Among the abandoned jewels of the Church, none is so winsome and glorious as grace. When her sweet presence is ushered out, court convenes, law takes the stand, and the inquisition begins. I know all about it, you see, because I’ve lived on both sides of that street.
Someone should do a scientific study of legalism and grace. They could compare blood pressure, anxiety and dopamine levels, heart rate, and life expectancy. I’ll bet the contrast would be shocking. Of one thing I’m certain: a life of legalism will invariably push a person towards either self-righteousness or shame.
The self-righteous legalist appears relatively successful in keeping the law: she’s not divorced, not addicted, not sexually confused, and has never struggled with outward vices. She looks good, and when judged by the law she presents the paradigm of an upstanding believer. “What’s wrong with those people?” she thinks. “Why can’t they just pull their lives together like I have?” Judging herself by the law has turned our sister into a self-righteous, judgmental, pain-in-the-backside who teaches Sunday School and sings in the choir.
The other kind of legalist hasn’t been nearly so successful. Though he feels profoundly convicted, he’s never been able to break free from cigarettes, sneaks behind the sanctuary for a quick drag between services, wrestles with overeating, and has a little pornography issue that he can’t bring himself to mention. He carries a shame so deep that he can barely look at himself in the mirror. Self-righteousness, when it appears successful, puffs us up with pride. And self-righteousness, when we fail, suffocates us in shame and condemnation.
When a church falls into self-righteousness it becomes a grand masquerade with the squeaky-clean legalists parading their plumage on one side, while the loser legalists hide behind masks of pretense and fear on the other. “Masquerade! Paper faces on parade. Masquerade! Hide your face, so the world will never find you!”

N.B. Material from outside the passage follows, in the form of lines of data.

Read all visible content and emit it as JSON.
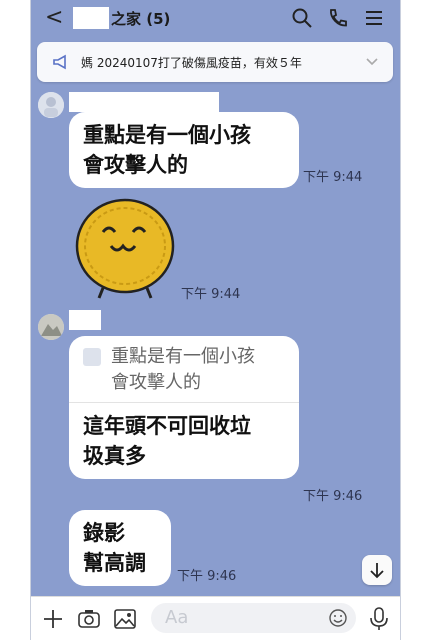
{
  "header": {
    "title": "之家 (5)",
    "icons": [
      "back-icon",
      "search-icon",
      "phone-icon",
      "menu-icon"
    ]
  },
  "announcement": {
    "text": "媽 20240107打了破傷風疫苗，有效５年",
    "icons": [
      "megaphone-icon",
      "chevron-down-icon"
    ]
  },
  "messages": [
    {
      "lines": [
        "重點是有一個小孩",
        "會攻擊人的"
      ],
      "time": "下午 9:44"
    },
    {
      "sticker": "sticker-coin-face",
      "time": "下午 9:44"
    },
    {
      "quoted": [
        "重點是有一個小孩",
        "會攻擊人的"
      ],
      "lines": [
        "這年頭不可回收垃",
        "圾真多"
      ],
      "time": "下午 9:46"
    },
    {
      "lines": [
        "錄影",
        "幫高調"
      ],
      "time": "下午 9:46"
    }
  ],
  "composer": {
    "placeholder": "Aa",
    "icons": [
      "plus-icon",
      "camera-icon",
      "image-icon",
      "emoji-icon",
      "mic-icon"
    ]
  },
  "colors": {
    "chat_bg": "#8a9dce",
    "bubble": "#ffffff",
    "sticker": "#e8b926"
  }
}
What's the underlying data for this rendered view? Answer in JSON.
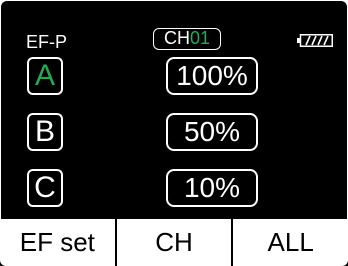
{
  "header": {
    "mode_label": "EF-P",
    "channel_prefix": "CH",
    "channel_number": "01",
    "battery_icon": "battery-full-icon",
    "battery_level": 1.0
  },
  "groups": [
    {
      "letter": "A",
      "value": "100%",
      "active": true
    },
    {
      "letter": "B",
      "value": "50%",
      "active": false
    },
    {
      "letter": "C",
      "value": "10%",
      "active": false
    }
  ],
  "softkeys": [
    {
      "label": "EF set"
    },
    {
      "label": "CH"
    },
    {
      "label": "ALL"
    }
  ],
  "colors": {
    "background": "#000000",
    "foreground": "#ffffff",
    "accent_green": "#22aa55"
  }
}
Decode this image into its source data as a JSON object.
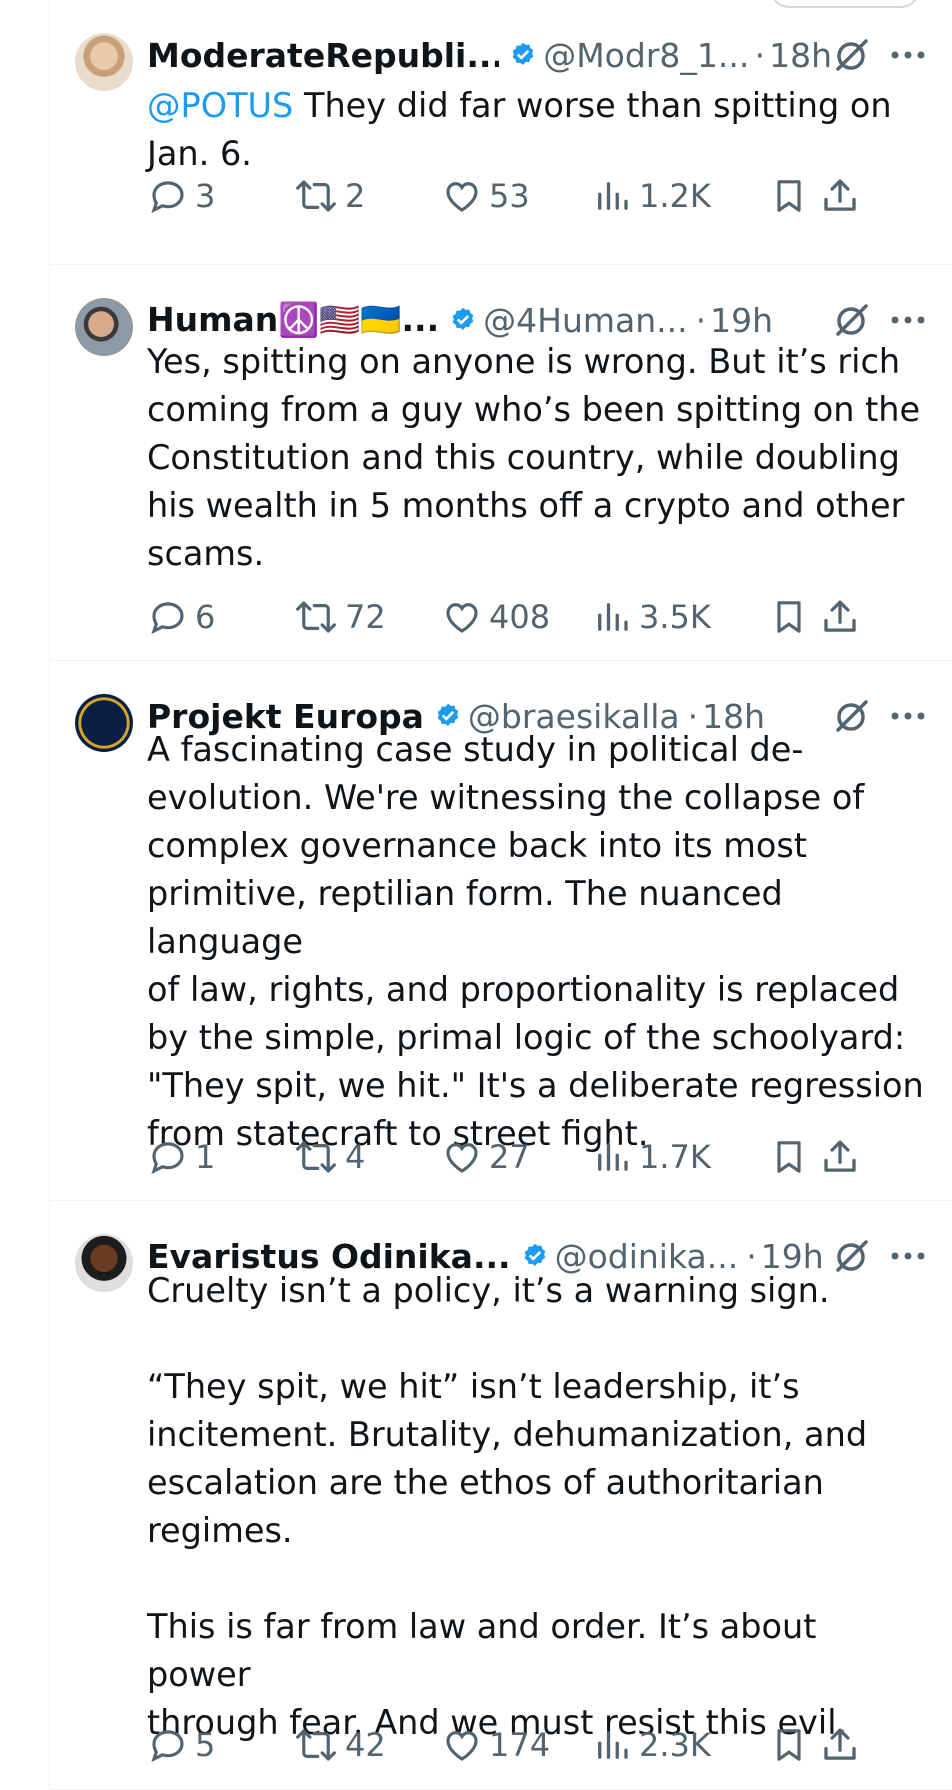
{
  "colors": {
    "text": "#0f1419",
    "secondary": "#536471",
    "accent": "#1d9bf0",
    "divider": "#eff3f4"
  },
  "tweets": [
    {
      "name": "ModerateRepubli...",
      "handle": "@Modr8_1...",
      "time": "18h",
      "mention": "@POTUS",
      "text": " They did far worse than spitting on\nJan. 6.",
      "replies": "3",
      "retweets": "2",
      "likes": "53",
      "views": "1.2K"
    },
    {
      "name": "Human☮️🇺🇸🇺🇦...",
      "handle": "@4Human...",
      "time": "19h",
      "mention": "",
      "text": "Yes, spitting on anyone is wrong. But it’s rich\ncoming from a guy who’s been spitting on the\nConstitution and this country, while doubling\nhis wealth in 5 months off a crypto and other\nscams.",
      "replies": "6",
      "retweets": "72",
      "likes": "408",
      "views": "3.5K"
    },
    {
      "name": "Projekt Europa",
      "handle": "@braesikalla",
      "time": "18h",
      "mention": "",
      "text": "A fascinating case study in political de-\nevolution. We're witnessing the collapse of\ncomplex governance back into its most\nprimitive, reptilian form. The nuanced language\nof law, rights, and proportionality is replaced\nby the simple, primal logic of the schoolyard:\n\"They spit, we hit.\" It's a deliberate regression\nfrom statecraft to street fight.",
      "replies": "1",
      "retweets": "4",
      "likes": "27",
      "views": "1.7K"
    },
    {
      "name": "Evaristus Odinika...",
      "handle": "@odinika...",
      "time": "19h",
      "mention": "",
      "text": "Cruelty isn’t a policy, it’s a warning sign.\n\n“They spit, we hit” isn’t leadership, it’s\nincitement. Brutality, dehumanization, and\nescalation are the ethos of authoritarian\nregimes.\n\nThis is far from law and order. It’s about power\nthrough fear. And we must resist this evil.",
      "replies": "5",
      "retweets": "42",
      "likes": "174",
      "views": "2.3K"
    }
  ]
}
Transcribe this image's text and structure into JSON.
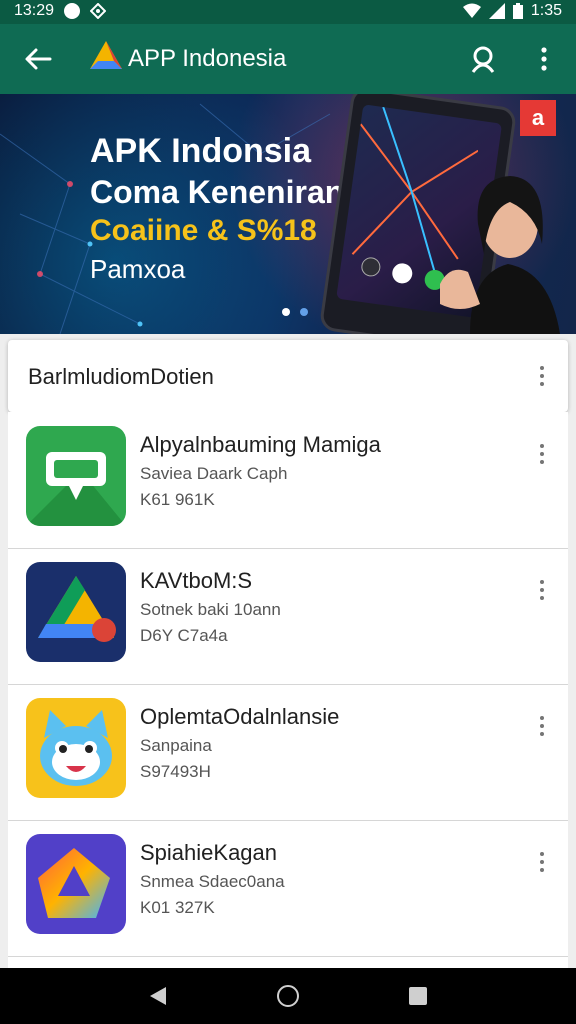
{
  "status_bar": {
    "time_left": "13:29",
    "time_right": "1:35"
  },
  "app_bar": {
    "title": "APP Indonesia"
  },
  "banner": {
    "line1": "APK Indonsia",
    "line2": "Coma Kenenirann",
    "line3": "Coaiine & S%18",
    "line4": "Pamxoa",
    "badge": "a"
  },
  "section": {
    "title": "BarlmludiomDotien"
  },
  "apps": [
    {
      "name": "Alpyalnbauming Mamiga",
      "subtitle": "Saviea Daark Caph",
      "meta": "K61 961K",
      "icon": "map-pin-icon"
    },
    {
      "name": "KAVtboM:S",
      "subtitle": "Sotnek baki 10ann",
      "meta": "D6Y C7a4a",
      "icon": "drive-triangle-icon"
    },
    {
      "name": "OplemtaOdalnlansie",
      "subtitle": "Sanpaina",
      "meta": "S97493H",
      "icon": "cat-face-icon"
    },
    {
      "name": "SpiahieKagan",
      "subtitle": "Snmea Sdaec0ana",
      "meta": "K01 327K",
      "icon": "gradient-triangle-icon"
    }
  ],
  "colors": {
    "app_bar": "#0f6b53",
    "status_bar": "#0b5a43",
    "accent_yellow": "#f6c21a"
  }
}
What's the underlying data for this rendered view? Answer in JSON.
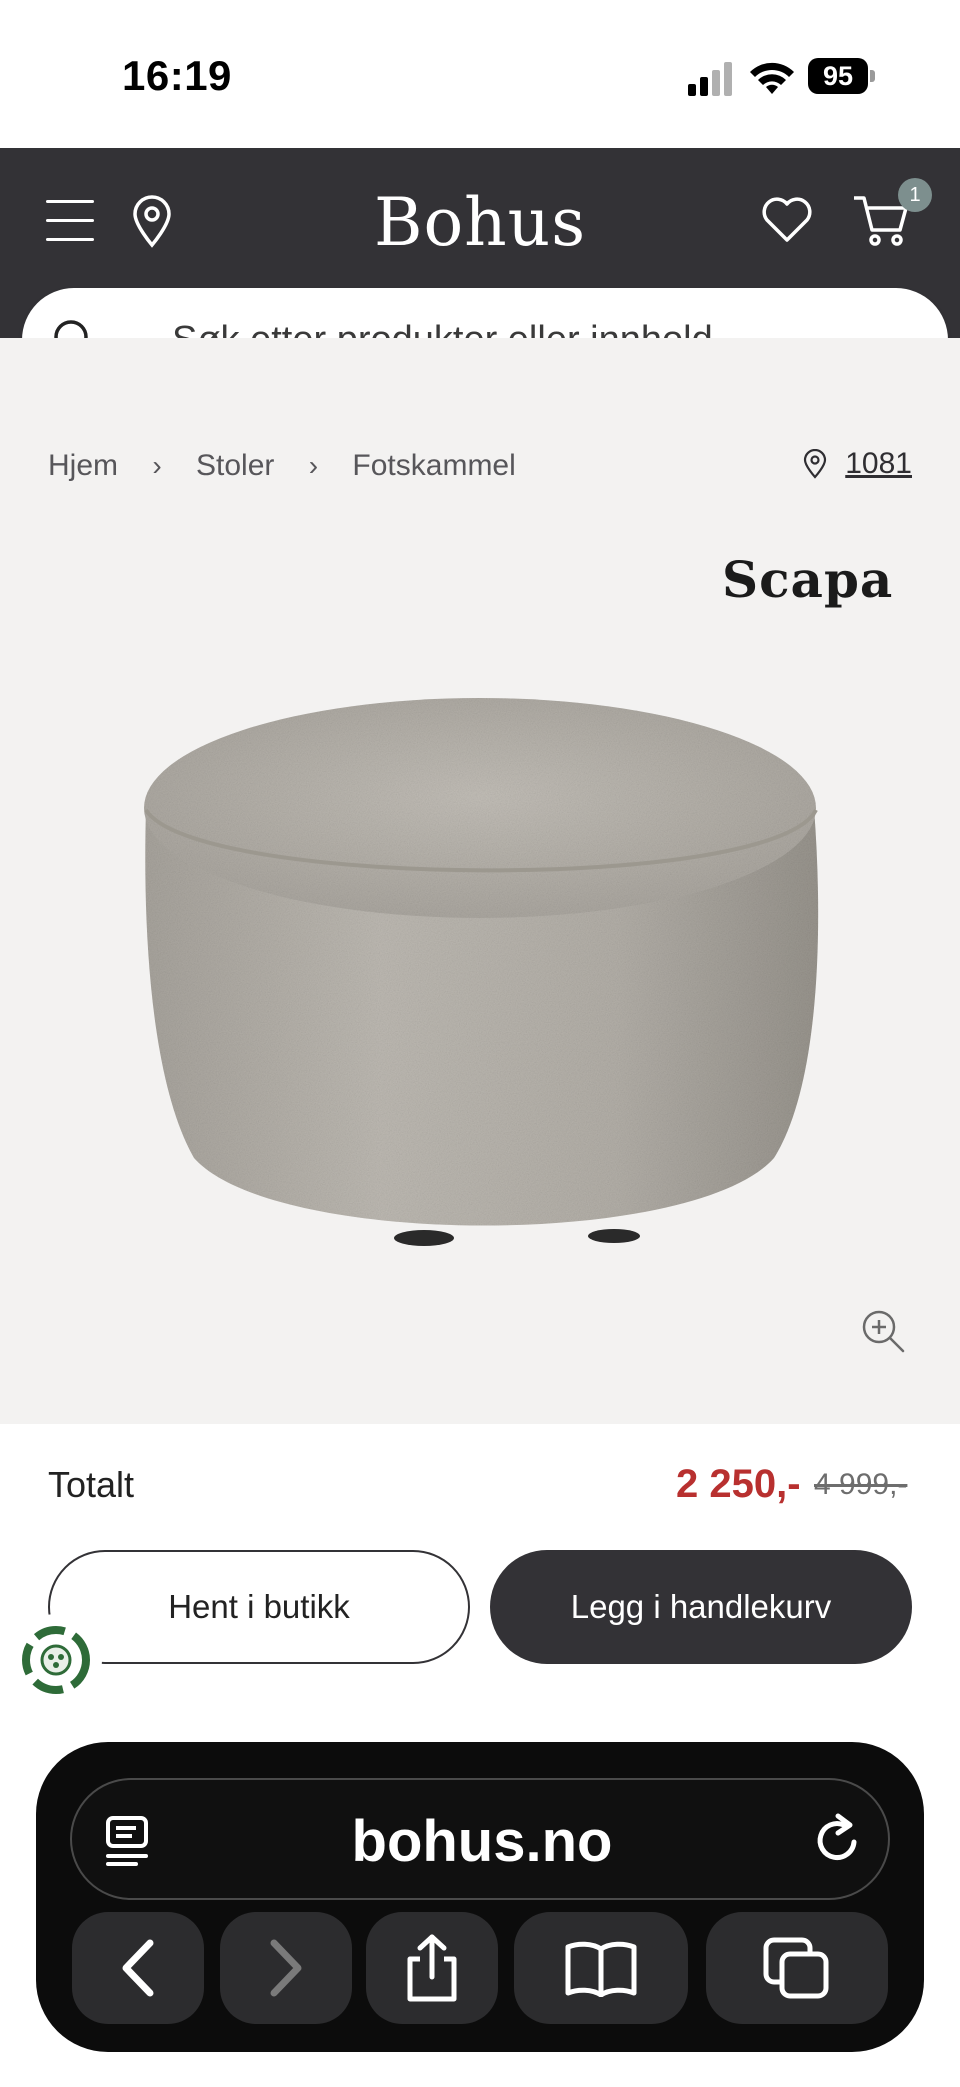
{
  "status_bar": {
    "time": "16:19",
    "battery": "95"
  },
  "header": {
    "logo": "Bohus",
    "cart_count": "1"
  },
  "search": {
    "placeholder": "Søk etter produkter eller innhold ..."
  },
  "breadcrumb": {
    "items": [
      "Hjem",
      "Stoler",
      "Fotskammel"
    ],
    "store": "1081"
  },
  "product": {
    "brand": "Scapa",
    "fabric_color": "#b9b5ae"
  },
  "panel": {
    "total_label": "Totalt",
    "price": "2 250,-",
    "old_price": "4 999,-",
    "pickup_label": "Hent i butikk",
    "add_to_cart_label": "Legg i handlekurv"
  },
  "browser": {
    "url": "bohus.no"
  },
  "colors": {
    "header": "#333236",
    "sale": "#b8302f",
    "page_bg": "#f3f2f1"
  }
}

The answer, of course, is to utterly renounce law-based righteousness. The law was never intended to justify us in the first place, but only to show us our need. And the happy truth is that though none of us deserve it, all of us are invited into the sweet presence of grace who says, “You can take your mask off now. I know who you are, and I choose to love you anyway.”
(Note: I don’t know how to properly credit the first photo, but the second photo, “Guilt” is from Mark Nickels. It is an oil on linen. http://www.marknickels.com/large-single-view/More…../176148-8-14585/Painting/Oil.html)